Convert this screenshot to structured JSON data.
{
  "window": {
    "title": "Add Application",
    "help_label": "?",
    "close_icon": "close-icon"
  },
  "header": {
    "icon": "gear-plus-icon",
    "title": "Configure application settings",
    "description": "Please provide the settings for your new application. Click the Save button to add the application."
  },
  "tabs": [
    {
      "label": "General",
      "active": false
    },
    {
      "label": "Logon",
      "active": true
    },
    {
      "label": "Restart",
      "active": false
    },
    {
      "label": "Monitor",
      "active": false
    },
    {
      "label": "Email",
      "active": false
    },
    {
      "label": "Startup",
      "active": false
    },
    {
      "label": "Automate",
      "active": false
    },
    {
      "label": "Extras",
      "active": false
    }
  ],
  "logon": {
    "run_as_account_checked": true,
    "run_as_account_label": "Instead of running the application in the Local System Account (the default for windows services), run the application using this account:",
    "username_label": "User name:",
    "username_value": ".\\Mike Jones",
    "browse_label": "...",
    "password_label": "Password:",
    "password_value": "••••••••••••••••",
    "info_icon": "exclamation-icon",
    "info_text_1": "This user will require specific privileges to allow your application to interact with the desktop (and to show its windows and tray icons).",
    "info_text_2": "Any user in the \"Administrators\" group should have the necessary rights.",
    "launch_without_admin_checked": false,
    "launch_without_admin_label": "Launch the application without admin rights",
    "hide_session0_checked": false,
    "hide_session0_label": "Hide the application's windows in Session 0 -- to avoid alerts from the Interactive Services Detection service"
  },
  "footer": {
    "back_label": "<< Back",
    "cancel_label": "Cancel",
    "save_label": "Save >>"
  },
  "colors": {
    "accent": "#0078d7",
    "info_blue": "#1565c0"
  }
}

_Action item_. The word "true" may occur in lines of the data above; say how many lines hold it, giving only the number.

_Completed exercise_. 2